UK software company Paragon says it’s helping retailers get their products into stores faster by guiding lorry drivers around predicted traffic hot spots and HGV-restricted zones.
Its new system uses pre-set rules to automatically route HGVs clear of major public events and to ensure roads with lorry bans are avoided, lowering the risk of incurring penalty fines.
Paragon Software Systems, the vehicle routing and scheduling software used by retailers such as Sainsbury’s, ASDA and Fullers, is calling the software “a game changer for the transport industry”.
The company says that, when approaching traffic hot spots or a congestion charge zone, most drivers can simply check their Sat Nav and look for the fastest alternative route to their destination but that lorry drivers are not able to do this because their pre-planned routes are monitored to avoid HGV-restricted zones and physical limitations like low bridges.
Paragon’s Route Control automatically provides drivers with a different set of routes to avoid congestion caused by large crowds attending events like the Rugby World Cup, Notting Hill Carnival or a Royal Wedding. The company says that even local hot spots are catered for, like schools at child drop-off times, to ensure that deliveries can always be made safely and in the fastest time possible.
“Traffic congestion is a major issue for those delivering goods to our shops and homes,” said William Salter, Paragon’s Managing Director. “Computer software plays a big part in planning the best possible route for each vehicle. However, transport planners spend considerable time amending plans to accommodate conditions that can delay or even prevent a journey. If a driver doesn’t follow the planned route, then further time needs to be spent working out whether those deviations were legitimate or not.”
Paragon’s Route Control software is set up with details of events using a simple calendar, which can be stored and re-used. Algorithms within the software then calculate the best driver schedules every time. In addition to major public events, the software can also be used to manage time-related local authority restrictions on HGVs in cities around the world.
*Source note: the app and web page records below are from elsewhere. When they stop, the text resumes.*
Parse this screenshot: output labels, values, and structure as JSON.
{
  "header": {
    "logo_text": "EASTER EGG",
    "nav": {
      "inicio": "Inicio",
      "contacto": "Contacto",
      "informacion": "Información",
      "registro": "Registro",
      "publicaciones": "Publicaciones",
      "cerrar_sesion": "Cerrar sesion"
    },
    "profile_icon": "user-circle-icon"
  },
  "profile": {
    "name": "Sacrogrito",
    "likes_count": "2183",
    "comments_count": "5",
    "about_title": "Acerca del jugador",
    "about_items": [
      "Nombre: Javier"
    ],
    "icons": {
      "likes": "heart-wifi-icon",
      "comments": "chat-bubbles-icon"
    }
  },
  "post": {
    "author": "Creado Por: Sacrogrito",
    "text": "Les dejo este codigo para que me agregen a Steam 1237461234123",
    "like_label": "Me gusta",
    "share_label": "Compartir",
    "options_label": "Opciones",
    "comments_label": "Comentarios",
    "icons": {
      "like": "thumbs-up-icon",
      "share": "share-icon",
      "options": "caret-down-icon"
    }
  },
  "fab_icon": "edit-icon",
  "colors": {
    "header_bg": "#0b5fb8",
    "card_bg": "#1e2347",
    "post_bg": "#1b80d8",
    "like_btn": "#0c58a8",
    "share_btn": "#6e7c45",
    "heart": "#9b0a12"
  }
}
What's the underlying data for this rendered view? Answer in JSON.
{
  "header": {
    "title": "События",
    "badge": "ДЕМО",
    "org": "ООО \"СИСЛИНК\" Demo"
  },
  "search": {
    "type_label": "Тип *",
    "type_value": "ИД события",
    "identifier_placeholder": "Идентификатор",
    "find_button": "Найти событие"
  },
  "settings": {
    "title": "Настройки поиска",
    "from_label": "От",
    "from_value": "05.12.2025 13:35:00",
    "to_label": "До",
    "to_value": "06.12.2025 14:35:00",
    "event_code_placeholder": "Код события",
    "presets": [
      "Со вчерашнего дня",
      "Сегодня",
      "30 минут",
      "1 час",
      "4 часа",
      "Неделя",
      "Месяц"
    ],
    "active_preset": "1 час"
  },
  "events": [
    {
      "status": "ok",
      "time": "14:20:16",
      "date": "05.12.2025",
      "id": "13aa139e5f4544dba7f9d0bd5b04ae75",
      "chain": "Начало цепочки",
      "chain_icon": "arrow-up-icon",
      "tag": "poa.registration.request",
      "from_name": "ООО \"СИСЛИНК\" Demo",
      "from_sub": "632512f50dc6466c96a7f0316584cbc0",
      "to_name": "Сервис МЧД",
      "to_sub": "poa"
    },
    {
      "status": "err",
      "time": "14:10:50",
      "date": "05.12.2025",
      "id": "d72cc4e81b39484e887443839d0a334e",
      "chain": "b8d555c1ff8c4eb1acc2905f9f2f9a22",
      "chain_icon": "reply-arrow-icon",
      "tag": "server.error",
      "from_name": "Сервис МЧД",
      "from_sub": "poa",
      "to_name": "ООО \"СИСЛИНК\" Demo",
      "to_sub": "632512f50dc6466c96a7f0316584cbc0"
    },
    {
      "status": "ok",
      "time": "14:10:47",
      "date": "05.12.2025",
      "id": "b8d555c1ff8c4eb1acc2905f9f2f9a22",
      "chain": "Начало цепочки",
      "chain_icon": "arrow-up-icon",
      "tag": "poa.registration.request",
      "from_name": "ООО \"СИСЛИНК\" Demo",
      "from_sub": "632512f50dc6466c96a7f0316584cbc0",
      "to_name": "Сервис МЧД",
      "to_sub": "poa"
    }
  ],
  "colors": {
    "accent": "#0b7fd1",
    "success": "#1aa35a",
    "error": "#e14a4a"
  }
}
“Transport operations that ensure goods are delivered on time are complex,” added Mr Salter. “Creating rules that allow for legitimate deviations from the normal fastest route at specific times by vehicle type reduces the level of manual intervention required by the transport planner, and ensures that the schedule reflects what is actually happening on the roads. After talking to transport and logistics industry players about the challenges they face, our team of software developers has now built the functionality to help them ‘close the gap’.”